I’ve just finished reading a book which is amazingly well written, beautifully plotted, and fantastically enjoyable, but its protagonist is a 17-year-old girl who has had at least one significant relationship in the past, and who, during the course of the book, realises she has a strong physical attraction to an older male character who, for various reasons, she cannot be with. Her sexuality is one of her most important characteristics, and her desire to build a life and a future with the male character is one of the driving forces behind the book. She also feels the need to free her family from a terrible burden, but her connection to the man seems just as important to her, and her feelings for him certainly drive most of the story. The book I’m working on has a 16-year-old protagonist, so she’s only one year younger than the protagonist in the book I’ve just read, but the two stories couldn’t be farther apart in terms of the way the young female protagonists think about themselves, their bodies, feelings and desires. The book I’m working on is one I’d consider to be Young Adult, and the one I’ve read is also Young Adult. However, they are very different indeed. So different, in fact, that I wonder if they should belong to the same genre at all.

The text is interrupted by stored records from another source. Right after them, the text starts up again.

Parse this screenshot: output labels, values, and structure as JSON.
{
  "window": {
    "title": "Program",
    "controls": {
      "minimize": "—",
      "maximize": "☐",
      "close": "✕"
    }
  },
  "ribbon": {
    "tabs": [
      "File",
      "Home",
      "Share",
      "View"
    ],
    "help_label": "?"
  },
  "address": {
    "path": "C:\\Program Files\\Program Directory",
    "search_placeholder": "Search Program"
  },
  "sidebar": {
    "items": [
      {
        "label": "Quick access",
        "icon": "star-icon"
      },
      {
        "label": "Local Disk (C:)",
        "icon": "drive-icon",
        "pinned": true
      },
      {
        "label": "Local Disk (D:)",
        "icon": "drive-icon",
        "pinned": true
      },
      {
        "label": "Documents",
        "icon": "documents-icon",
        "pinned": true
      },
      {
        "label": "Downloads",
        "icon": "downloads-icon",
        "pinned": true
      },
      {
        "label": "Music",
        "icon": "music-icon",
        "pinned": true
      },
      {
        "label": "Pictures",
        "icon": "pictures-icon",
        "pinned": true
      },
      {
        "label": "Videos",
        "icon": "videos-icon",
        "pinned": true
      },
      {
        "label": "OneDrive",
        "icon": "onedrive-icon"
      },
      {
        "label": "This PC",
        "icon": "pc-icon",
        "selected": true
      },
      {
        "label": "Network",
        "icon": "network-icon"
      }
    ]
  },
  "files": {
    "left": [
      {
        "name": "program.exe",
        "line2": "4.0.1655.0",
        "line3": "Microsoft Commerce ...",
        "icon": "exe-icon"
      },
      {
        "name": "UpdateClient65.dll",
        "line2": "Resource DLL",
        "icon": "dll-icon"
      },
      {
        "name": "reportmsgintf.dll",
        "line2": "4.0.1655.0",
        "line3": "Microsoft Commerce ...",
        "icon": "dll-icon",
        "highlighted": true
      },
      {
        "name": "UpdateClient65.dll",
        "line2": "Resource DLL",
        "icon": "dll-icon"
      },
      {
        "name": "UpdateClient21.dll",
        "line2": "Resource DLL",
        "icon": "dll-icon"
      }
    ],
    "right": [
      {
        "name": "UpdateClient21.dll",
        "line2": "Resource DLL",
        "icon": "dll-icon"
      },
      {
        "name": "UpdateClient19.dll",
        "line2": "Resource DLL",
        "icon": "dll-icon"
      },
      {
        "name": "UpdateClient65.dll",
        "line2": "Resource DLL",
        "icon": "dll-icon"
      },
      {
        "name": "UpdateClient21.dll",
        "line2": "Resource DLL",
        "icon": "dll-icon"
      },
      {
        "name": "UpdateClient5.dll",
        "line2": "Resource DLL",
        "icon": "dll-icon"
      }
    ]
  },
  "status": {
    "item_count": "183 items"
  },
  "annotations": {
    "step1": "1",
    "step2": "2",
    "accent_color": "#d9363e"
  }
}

I suppose my question is this: if you’re a reader of Young Adult fiction, do you expect to find issues relating to sex and sexuality in the story? If the book lacks these things, do you feel it should more rightly be called a children’s book? Maybe this isn’t even worth worrying about, as I’m going to write the stories I want to write, and I’m going to let the character’s development dictate whether their sexuality should be an important part of their portrayal, but I’m just curious.

I’ve never really been a big fan of romance novels, and I don’t have a huge interest in writing romantic stories. I’m more about the adventure! So, if the genre I love is changing to accommodate more romance and a greater focus on love, I think I’ll be a little bit sad about it. Or, perhaps it’s an indicator that I need to read more widely in the genre – I’m sure this tendency doesn’t apply to every single Young Adult book being published at the moment.

And maybe it’s an indicator that I need to ‘get with the program’, as the young folk say these days!

Anyone have any opinions about genre, genre expectations, and the divisions between children’s, Young Adult, New Adult, and general adult fiction books? I’d love to hear ’em.

My favourite movie lovers!Image: fanpop.com

My favourite teenage lovers!
Image: fanpop.com